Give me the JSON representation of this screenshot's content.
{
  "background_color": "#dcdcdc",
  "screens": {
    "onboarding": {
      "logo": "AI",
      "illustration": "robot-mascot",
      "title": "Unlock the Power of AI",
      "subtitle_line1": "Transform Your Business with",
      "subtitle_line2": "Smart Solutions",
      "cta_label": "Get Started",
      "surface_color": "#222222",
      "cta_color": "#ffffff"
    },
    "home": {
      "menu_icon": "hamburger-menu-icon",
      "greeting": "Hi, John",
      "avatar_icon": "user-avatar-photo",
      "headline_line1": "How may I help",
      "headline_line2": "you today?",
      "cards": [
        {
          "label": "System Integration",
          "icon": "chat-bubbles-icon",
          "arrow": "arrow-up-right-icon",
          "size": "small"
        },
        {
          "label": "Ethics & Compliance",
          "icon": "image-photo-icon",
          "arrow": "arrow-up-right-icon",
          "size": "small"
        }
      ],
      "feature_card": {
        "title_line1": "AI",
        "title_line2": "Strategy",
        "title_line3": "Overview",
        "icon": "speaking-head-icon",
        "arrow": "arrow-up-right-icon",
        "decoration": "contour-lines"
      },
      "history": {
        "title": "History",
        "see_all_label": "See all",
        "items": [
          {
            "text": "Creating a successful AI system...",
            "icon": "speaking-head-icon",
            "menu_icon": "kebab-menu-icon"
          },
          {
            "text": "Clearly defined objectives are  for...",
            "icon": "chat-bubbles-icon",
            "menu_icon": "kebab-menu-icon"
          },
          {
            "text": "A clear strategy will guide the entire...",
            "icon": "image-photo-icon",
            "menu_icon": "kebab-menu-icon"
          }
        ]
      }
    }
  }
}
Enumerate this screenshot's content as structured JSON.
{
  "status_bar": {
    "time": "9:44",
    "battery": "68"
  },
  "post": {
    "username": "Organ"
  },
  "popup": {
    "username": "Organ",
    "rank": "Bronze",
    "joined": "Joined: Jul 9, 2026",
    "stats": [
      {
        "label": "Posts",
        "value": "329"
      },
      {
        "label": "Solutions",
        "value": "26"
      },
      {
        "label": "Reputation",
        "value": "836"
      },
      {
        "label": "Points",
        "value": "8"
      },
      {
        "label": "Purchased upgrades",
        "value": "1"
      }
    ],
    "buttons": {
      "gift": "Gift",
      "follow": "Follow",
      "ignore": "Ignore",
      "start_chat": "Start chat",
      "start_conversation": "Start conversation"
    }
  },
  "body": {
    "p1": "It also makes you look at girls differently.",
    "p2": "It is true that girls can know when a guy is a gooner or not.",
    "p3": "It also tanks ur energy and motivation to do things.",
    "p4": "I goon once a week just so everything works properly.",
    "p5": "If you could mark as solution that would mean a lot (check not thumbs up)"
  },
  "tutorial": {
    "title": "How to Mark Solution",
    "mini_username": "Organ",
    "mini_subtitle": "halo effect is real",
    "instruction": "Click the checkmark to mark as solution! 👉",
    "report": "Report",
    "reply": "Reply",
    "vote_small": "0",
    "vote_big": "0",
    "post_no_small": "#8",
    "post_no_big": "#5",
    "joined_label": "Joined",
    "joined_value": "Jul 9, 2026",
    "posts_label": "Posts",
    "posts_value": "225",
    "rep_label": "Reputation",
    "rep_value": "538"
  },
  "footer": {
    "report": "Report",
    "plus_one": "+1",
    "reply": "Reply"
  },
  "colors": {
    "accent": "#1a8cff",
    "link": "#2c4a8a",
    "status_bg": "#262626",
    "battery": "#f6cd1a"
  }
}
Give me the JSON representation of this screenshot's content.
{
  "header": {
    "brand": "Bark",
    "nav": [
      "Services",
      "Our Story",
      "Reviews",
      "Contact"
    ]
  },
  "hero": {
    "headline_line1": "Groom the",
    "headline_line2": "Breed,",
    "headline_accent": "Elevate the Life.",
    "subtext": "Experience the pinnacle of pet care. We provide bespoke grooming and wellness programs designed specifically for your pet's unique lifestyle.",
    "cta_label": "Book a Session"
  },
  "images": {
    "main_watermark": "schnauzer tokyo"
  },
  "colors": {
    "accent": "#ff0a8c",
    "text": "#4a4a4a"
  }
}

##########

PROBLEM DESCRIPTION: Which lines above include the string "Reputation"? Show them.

REPLY:
        "label": "Reputation",
    "rep_label": "Reputation",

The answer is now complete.